WASHINGTON (Reuters) - U.S. Senate Armed Services Committee Chairman John McCain on Thursday urged Defense Secretary Ash Carter to investigate what he called troubling remarks by a former senior United Launch Alliance executive about his company’s dealings with the Pentagon.

U.S. Senator John McCain speaks at the Munich Security Conference in Munich, Germany, February 14, 2016. REUTERS/Michael Dalder

Brett Tobey resigned Wednesday as vice president of engineering for ULA, a joint venture of Lockheed Martin Corp and Boeing Co, after his comments at a Colorado university were posted by Space News, a trade publication.

In his remarks, Tobey contradicted ULA’s reason for skipping a competition to launch GPS satellites and said the Defense Department “bent over backwards to lean the field” to ULA’s advantage in that competition with new market entrant SpaceX.

He also said the Pentagon was trying to figure out “how do we silence McCain,” who has urged the government to penalize ULA for failing to bid in the competition despite receiving $800 million in support funding for launch services every year.

“This committee treats with the utmost seriousness any implication that the Department showed favoritism to a major defense contractor or that efforts have been made to silence members of Congress,” McCain told Carter at a hearing on the U.S. Defense Department’s fiscal 2017 budget request.
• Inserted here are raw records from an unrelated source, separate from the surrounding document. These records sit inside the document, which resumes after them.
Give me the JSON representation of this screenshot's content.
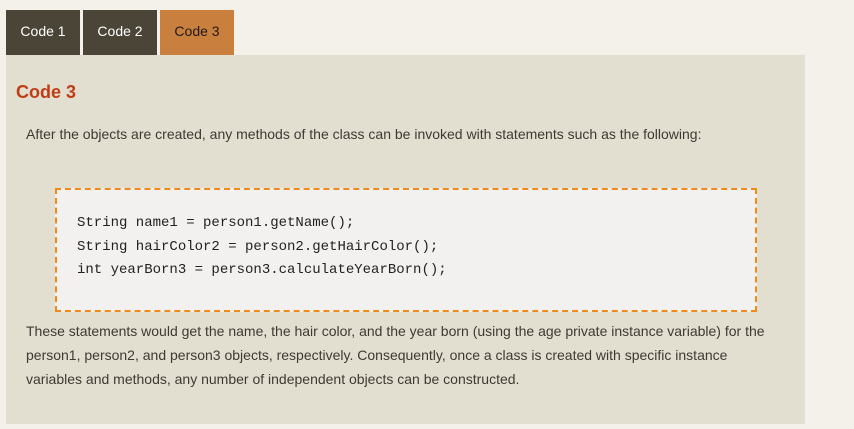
{
  "tabs": [
    {
      "label": "Code 1",
      "active": false
    },
    {
      "label": "Code 2",
      "active": false
    },
    {
      "label": "Code 3",
      "active": true
    }
  ],
  "panel": {
    "title": "Code 3",
    "intro": "After the objects are created, any methods of the class can be invoked with statements such as the following:",
    "code_lines": [
      "String name1 = person1.getName();",
      "String hairColor2 = person2.getHairColor();",
      "int yearBorn3 = person3.calculateYearBorn();"
    ],
    "outro_lines": [
      "These statements would get the name, the hair color, and the year born (using the age private instance variable) for the",
      "person1, person2, and person3 objects, respectively. Consequently, once a class is created with specific instance",
      "variables and methods, any number of independent objects can be constructed."
    ]
  },
  "colors": {
    "tab_dark": "#4b4538",
    "tab_active": "#c9803f",
    "panel_bg": "#e3dfd0",
    "title": "#c03c14",
    "code_border": "#f08a1a"
  }
}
ULA said Tobey’s remarks were inaccurate.

ULA, the sole provider for U.S. military launches for nearly a decade, is scrambling to restructure so it can compete with Space Exploration Technologies, or SpaceX.

ULA last year said it had skipped the GPS-3 launch competition because it lacked the required accounting systems and did not have enough Russian-built RD-180 engines to power its Atlas 5 rockets due to a ban imposed by Congress after Russia’s annexation of the Ukraine region of Crimea.
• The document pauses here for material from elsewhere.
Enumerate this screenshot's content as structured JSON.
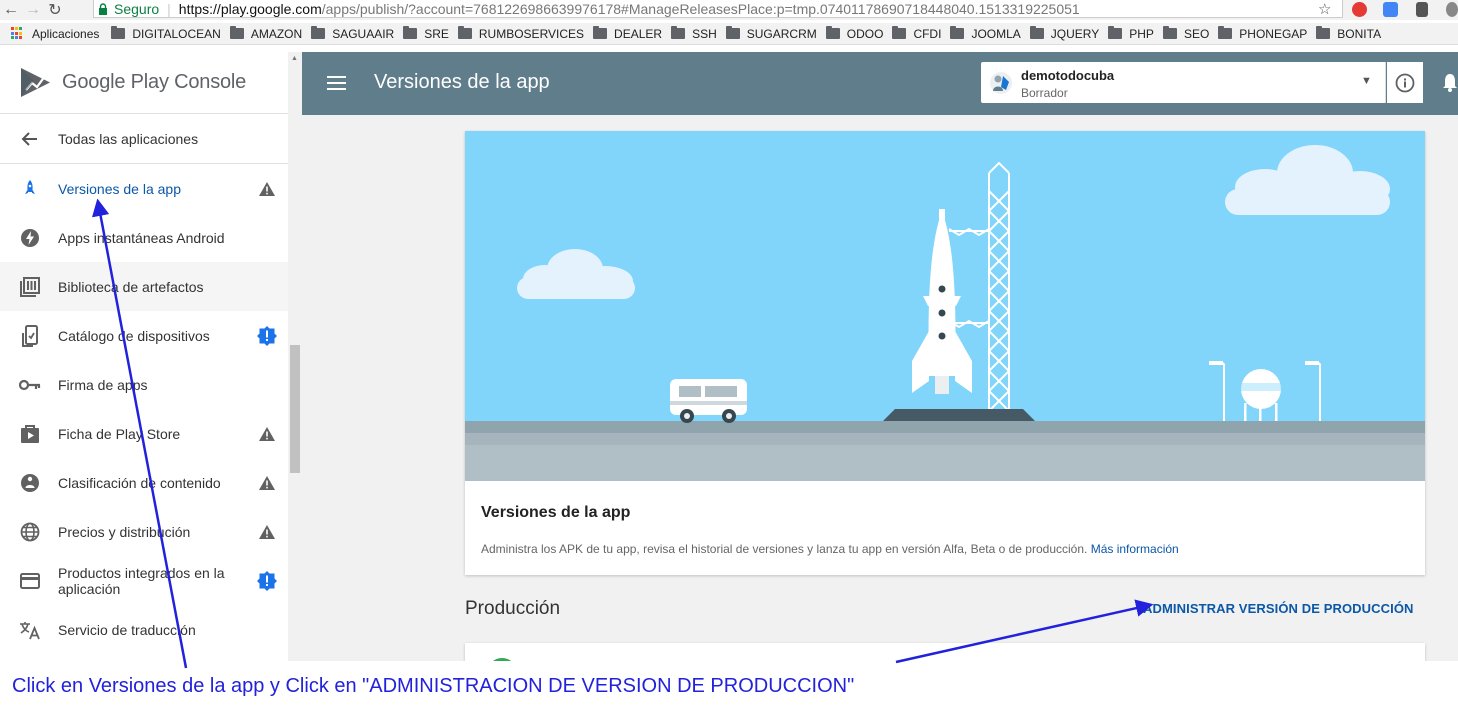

Tobey said ULA did not want to get into a “price shootout” with SpaceX since its launches cost $125 million, or close to $200 million including the separate launch support contract, compared to around $60 million for SpaceX.

Carter did not respond to McCain’s request for a “full investigation” into the comments from the former ULA executive.

Winston Beauchamp, deputy undersecretary of the Air Force for space, had no immediate comment on Tobey’s remarks.

He said the Air Force had concluded it could not penalize ULA for not bidding in the GPS-3 launch competition since there was no requirements for companies to bid. He also noted that the launch support contract was solely associated with launches already awarded to ULA under an earlier block buy contract.

Additional reporting by Idrees Ali; Editing by David Gregorio